Aside from the wonderfully textured rubber coatings surrounding the aperture ring and focus ring, and naturally the glass elements, there’s nothing on the exterior of this lens that isn’t metal. In an era in which many makers used metal for their lens barrels, the Zeiss carries this material throughout, choosing metal for even the nameplate bezel, filter threads, and aperture ring, areas where other makers typically cut cost through the use of plastic.

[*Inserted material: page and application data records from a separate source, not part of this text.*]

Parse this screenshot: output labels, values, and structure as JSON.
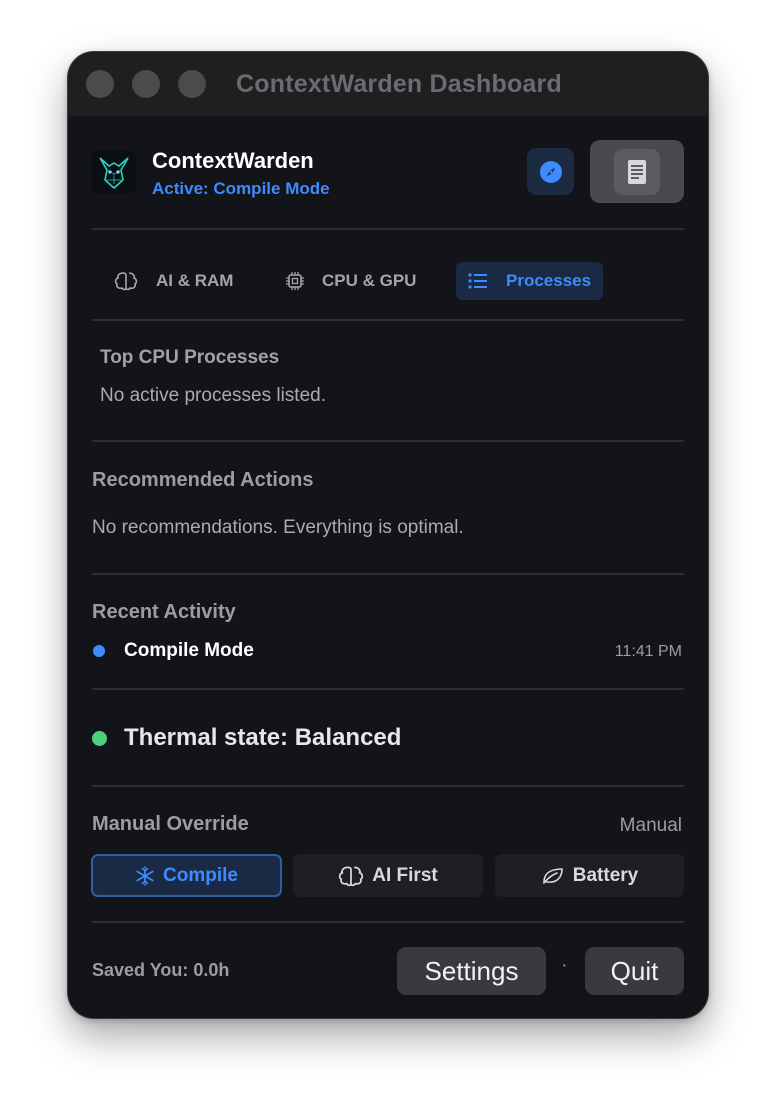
{
  "window": {
    "title": "ContextWarden Dashboard"
  },
  "header": {
    "app_name": "ContextWarden",
    "status": "Active: Compile Mode",
    "compass_icon": "compass-icon",
    "document_icon": "document-icon"
  },
  "tabs": [
    {
      "label": "AI & RAM",
      "icon": "brain-icon"
    },
    {
      "label": "CPU & GPU",
      "icon": "chip-icon"
    },
    {
      "label": "Processes",
      "icon": "list-icon",
      "active": true
    }
  ],
  "processes": {
    "title": "Top CPU Processes",
    "empty_text": "No active processes listed."
  },
  "recommendations": {
    "title": "Recommended Actions",
    "text": "No recommendations. Everything is optimal."
  },
  "activity": {
    "title": "Recent Activity",
    "items": [
      {
        "name": "Compile Mode",
        "time": "11:41 PM",
        "dot_color": "#3d8bff"
      }
    ]
  },
  "thermal": {
    "text": "Thermal state: Balanced",
    "dot_color": "#4cd07d"
  },
  "override": {
    "title": "Manual Override",
    "mode": "Manual",
    "buttons": [
      {
        "label": "Compile",
        "icon": "snowflake-icon",
        "active": true
      },
      {
        "label": "AI First",
        "icon": "brain-icon"
      },
      {
        "label": "Battery",
        "icon": "leaf-icon"
      }
    ]
  },
  "footer": {
    "saved": "Saved You: 0.0h",
    "settings_label": "Settings",
    "separator": "·",
    "quit_label": "Quit"
  },
  "colors": {
    "accent": "#3d8bff",
    "background": "#12141a",
    "success": "#4cd07d"
  }
}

Focus throw is weighted perfectly, offering just the right amount of resistance. The aperture ring clicks into its detents with mechanical certainty and a satisfyingly muted click. These tactile stimuli transform the all-manual nature of the lens from what might be a hamstringing chore on lesser lenses into a pleasurably measured workflow. Set aperture, set shutter speed, focus, shoot. No finger dials or buzzing AF motors. This is photography.
This fine application of moving parts, sophisticated material selection, and high-precision build all combine into an object that’s simply wonderful to feel and hold and use. Like a manual-wind watch, it may not be the technical champion in its class, but it has something the others don’t. Whether or not this finery is worth the extra cost that accompanies it is up to you. There are lenses out there that will give you results that are just as good at half the price (like the mentioned Nikkor 50/1.4), but they won’t be as pleasant to use. If the enjoyment of the process matters to you, this Zeiss is hard to beat.
And one final tip – if you’re motivated to hunt down your own copy of this lens, try beating around the bush first. Hunt on eBay for lesser-known cameras to which this lens may have been mounted and you’re likely to find a nice example sold by someone who’s just not savvy to uncle Carl’s name. Try the Contax 137 or the 139 Quartz, and if you happen to find the lens affixed to the latter you’ll have scored one of the best sleeper SLRs I’ve ever had the pleasure of shooting.